Yisrael Beytenu, a right-wing secular party which receives much of its support from Russian-speaking immigrants, has made issues of religion and state a central plank of its campaign for Knesset elections on September 17.
The elections were called after Prime Minister Benjamin Netanyahu was unable to form a government after national elections in April, a failure he pinned on Yisrael Beytenu and its leader Avigdor Liberman as without the party’s five seats the premier was left one seat shy of a ruling majority.
While Liberman cited a litany of issues for his refusal to join Netanyahu’s proposed government, the main point of contention was his call for the passage of a Defense Ministry-drafted bill regulating exemptions to military service for Haredi seminary students.
Ultra-Orthodox parties, who have made up a key part of Netanyahu’s governing coalitions, rejected Liberman’s demand the bill be passed without changes.
Also Saturday, Yisrael Beytenu MK Eli Avidar decried what he said was a lack of an effective opposition to Netanyahu in the Knesset.
“There is no opposition in the Knesset. Netanyahu has no opposition in Likud, my friends there don’t open their mouths.
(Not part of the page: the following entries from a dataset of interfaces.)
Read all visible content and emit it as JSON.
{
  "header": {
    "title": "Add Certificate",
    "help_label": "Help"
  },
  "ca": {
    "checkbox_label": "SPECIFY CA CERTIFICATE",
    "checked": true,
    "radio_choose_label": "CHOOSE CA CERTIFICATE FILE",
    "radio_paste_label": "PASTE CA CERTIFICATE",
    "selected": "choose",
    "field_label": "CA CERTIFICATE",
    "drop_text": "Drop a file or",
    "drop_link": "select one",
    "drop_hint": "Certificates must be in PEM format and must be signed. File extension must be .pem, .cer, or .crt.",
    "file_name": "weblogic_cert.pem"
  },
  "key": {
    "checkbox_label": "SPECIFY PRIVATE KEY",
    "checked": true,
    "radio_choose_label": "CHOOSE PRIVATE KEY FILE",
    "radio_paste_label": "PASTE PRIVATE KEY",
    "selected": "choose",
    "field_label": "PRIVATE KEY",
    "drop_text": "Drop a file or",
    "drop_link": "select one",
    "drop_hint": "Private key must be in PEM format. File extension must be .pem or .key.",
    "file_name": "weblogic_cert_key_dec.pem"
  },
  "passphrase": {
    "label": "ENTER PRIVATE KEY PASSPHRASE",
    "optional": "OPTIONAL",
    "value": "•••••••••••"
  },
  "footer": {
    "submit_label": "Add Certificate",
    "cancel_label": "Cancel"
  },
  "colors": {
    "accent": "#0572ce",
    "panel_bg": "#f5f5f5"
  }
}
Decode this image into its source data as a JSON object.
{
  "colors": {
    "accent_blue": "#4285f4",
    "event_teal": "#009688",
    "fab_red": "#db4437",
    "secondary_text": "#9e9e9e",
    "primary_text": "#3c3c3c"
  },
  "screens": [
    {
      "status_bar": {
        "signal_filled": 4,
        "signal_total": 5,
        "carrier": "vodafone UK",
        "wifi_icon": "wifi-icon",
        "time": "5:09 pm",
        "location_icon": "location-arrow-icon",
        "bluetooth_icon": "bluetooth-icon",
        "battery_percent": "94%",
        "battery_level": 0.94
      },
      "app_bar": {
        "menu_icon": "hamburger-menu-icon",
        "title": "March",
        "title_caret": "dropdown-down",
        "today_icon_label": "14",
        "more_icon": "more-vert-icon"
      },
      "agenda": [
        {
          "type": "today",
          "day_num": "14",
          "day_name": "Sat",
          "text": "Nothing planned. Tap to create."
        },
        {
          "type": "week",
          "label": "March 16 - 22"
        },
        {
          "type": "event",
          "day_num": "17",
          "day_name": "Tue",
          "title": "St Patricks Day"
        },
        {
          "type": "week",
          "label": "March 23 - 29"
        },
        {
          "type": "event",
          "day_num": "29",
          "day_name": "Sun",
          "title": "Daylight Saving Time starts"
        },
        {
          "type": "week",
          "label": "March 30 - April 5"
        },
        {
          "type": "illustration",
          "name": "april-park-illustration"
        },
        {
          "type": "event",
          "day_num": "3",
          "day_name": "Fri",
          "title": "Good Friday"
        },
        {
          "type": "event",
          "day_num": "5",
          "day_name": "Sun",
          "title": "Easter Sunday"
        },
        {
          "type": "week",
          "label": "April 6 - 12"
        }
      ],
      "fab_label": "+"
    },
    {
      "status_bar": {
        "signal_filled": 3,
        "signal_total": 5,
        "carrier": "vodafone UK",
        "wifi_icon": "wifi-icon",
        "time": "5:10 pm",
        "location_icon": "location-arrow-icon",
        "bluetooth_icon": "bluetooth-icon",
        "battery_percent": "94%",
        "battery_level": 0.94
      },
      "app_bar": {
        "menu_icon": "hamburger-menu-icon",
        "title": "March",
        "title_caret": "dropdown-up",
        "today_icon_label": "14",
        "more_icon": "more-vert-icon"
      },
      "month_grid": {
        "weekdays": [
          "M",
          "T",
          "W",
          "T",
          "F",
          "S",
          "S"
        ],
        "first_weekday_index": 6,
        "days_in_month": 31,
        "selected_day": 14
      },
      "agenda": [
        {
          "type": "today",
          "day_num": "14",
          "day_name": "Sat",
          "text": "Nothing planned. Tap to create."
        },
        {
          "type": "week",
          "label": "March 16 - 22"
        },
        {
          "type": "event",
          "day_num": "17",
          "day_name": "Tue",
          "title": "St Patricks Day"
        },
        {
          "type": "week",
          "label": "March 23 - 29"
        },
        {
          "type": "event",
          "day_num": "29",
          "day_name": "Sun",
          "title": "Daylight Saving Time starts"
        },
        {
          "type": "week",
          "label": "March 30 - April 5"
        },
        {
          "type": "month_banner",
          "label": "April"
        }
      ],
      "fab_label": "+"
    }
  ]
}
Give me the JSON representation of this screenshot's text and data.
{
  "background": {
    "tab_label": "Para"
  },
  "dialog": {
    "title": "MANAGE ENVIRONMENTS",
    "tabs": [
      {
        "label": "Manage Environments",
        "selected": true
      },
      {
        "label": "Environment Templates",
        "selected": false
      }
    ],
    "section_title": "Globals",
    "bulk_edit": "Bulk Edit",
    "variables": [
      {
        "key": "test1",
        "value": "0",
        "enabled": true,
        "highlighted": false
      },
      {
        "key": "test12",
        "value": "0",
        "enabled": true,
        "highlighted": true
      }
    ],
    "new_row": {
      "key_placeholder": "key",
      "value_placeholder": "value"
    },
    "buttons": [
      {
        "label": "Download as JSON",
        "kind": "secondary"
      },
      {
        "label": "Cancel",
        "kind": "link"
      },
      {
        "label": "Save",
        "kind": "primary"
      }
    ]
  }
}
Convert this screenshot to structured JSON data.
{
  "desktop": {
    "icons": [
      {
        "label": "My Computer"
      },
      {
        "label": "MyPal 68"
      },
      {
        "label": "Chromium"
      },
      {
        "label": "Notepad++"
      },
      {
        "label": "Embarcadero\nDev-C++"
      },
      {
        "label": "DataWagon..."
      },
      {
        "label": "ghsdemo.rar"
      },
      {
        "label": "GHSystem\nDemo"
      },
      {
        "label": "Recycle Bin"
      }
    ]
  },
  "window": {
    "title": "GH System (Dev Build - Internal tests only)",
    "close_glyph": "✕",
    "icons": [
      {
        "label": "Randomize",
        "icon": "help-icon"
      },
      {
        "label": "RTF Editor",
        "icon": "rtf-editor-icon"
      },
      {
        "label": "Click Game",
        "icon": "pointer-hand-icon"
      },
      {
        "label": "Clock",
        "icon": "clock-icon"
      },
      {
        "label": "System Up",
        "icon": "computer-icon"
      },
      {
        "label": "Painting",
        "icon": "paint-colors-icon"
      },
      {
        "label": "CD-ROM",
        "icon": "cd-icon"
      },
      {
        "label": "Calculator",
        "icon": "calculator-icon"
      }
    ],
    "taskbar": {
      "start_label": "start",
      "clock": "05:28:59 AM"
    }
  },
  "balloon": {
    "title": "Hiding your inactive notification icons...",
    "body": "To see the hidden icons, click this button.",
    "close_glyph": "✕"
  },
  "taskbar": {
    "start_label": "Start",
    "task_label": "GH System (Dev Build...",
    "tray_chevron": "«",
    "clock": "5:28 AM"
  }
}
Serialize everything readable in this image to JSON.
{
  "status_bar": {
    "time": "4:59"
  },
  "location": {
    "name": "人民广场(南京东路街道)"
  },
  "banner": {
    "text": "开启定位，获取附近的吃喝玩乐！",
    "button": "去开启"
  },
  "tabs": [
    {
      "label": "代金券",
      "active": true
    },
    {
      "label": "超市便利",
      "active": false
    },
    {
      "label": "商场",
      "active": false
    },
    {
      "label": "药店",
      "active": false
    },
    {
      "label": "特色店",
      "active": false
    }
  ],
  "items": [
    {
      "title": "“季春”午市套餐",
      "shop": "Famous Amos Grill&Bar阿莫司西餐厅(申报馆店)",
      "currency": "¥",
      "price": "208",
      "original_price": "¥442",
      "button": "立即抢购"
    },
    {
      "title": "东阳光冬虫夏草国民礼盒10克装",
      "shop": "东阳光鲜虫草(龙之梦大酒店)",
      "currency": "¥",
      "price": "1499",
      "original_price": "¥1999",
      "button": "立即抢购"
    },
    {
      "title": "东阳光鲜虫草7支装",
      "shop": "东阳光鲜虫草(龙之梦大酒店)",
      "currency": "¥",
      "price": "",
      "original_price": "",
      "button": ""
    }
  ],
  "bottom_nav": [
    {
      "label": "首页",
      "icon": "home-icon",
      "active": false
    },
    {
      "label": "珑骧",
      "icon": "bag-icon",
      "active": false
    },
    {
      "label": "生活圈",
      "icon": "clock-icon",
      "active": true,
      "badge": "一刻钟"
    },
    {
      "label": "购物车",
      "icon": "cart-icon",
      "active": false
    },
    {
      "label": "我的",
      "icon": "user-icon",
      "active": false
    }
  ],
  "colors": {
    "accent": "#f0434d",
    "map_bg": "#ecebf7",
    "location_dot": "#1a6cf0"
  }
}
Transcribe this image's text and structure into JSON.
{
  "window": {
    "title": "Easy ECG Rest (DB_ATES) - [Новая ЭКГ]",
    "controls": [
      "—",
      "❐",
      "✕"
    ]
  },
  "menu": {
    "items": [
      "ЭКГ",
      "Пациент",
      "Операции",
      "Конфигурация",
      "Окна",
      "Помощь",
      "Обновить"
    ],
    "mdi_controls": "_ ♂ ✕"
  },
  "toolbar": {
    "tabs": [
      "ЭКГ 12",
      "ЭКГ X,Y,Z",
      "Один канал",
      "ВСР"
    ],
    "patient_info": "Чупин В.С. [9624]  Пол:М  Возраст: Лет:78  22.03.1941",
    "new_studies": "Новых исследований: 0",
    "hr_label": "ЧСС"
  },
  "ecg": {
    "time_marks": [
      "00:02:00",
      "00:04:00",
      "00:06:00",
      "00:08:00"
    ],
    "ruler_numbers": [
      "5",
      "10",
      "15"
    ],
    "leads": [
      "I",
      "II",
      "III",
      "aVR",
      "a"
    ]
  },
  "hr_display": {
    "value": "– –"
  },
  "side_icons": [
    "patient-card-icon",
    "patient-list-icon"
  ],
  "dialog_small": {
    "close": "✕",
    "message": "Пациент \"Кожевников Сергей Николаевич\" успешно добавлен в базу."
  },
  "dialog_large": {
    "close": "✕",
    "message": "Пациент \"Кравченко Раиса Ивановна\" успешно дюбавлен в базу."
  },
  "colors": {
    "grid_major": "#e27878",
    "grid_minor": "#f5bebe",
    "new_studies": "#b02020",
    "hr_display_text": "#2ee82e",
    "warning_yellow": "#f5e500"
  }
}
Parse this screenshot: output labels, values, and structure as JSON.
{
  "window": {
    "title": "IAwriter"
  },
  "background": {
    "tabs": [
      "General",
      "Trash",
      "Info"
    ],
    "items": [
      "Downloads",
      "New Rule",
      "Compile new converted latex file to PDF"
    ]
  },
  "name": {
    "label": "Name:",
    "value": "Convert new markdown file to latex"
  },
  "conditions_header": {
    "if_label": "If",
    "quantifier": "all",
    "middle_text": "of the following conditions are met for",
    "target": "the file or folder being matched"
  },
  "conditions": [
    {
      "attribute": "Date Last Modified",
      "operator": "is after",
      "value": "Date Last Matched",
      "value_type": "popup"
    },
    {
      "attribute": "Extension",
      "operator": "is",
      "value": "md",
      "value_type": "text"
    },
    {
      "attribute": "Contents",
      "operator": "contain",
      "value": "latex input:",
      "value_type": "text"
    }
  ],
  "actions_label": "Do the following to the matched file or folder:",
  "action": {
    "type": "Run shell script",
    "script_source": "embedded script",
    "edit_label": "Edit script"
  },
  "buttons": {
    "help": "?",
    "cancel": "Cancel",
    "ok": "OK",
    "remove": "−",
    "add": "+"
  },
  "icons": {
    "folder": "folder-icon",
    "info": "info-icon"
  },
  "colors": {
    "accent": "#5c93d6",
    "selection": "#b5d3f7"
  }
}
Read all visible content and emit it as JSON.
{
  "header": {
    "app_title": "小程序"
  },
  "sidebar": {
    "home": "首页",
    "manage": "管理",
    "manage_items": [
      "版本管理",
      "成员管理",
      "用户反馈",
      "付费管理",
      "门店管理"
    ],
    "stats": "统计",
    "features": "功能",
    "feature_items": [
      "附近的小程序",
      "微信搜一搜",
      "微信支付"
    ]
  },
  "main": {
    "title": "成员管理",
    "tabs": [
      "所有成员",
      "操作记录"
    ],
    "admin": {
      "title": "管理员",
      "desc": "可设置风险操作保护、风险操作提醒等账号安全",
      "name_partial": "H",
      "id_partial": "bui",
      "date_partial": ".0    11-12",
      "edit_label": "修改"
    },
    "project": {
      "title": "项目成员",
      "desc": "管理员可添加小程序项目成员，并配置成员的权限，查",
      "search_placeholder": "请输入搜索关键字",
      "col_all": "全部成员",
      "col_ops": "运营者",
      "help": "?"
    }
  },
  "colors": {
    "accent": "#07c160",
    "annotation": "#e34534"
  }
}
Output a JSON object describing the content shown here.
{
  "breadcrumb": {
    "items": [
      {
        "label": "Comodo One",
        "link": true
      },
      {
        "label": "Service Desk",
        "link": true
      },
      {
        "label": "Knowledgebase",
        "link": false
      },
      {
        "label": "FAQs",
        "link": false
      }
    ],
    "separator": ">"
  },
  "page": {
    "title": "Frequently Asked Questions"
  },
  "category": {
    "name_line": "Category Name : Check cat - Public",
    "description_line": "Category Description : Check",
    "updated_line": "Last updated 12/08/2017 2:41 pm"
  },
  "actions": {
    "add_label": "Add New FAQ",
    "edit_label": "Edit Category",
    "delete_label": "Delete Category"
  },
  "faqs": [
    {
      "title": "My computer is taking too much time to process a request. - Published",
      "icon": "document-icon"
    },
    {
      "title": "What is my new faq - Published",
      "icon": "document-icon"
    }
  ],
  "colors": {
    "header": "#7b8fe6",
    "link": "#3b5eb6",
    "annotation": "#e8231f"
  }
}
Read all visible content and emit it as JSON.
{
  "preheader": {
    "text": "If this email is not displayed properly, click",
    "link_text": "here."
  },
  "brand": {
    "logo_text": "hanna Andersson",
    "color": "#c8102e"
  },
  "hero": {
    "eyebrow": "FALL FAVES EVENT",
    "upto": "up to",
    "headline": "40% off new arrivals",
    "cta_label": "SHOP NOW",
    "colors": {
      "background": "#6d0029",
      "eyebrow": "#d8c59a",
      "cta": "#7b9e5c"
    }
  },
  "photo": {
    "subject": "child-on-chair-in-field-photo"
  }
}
He has no opposition on the right, in the national religious parties or [opposition] Blue and White,” Avidar said at an event in the Tel Aviv suburb of Holon.
“[Blue and White] got 35 seats, entered the Knesset and climbed into [their] sleeping bags,” he added.
Avidar said because of this lack of pushback, “Netanyahu can promise the ultra-Orthodox heaven and earth.”
“If the public knew what he promised the ultra-Orthodox parties, it would be in shock,” the Yisrael Beytenu lawmaker said.
Avidar did not say what these promises were, but earlier this month Channel 13 news reported Netanyahu agreed to an ultra-Orthodox demand to allow gender segregation in public spaces.
Netanyahu’s Likud party said in response to the report that the issue had not been finalized and the premier had sought to soften the demands of the ultra-Orthodox and national religious factions pertaining to matters of religion and state during the coalition talks.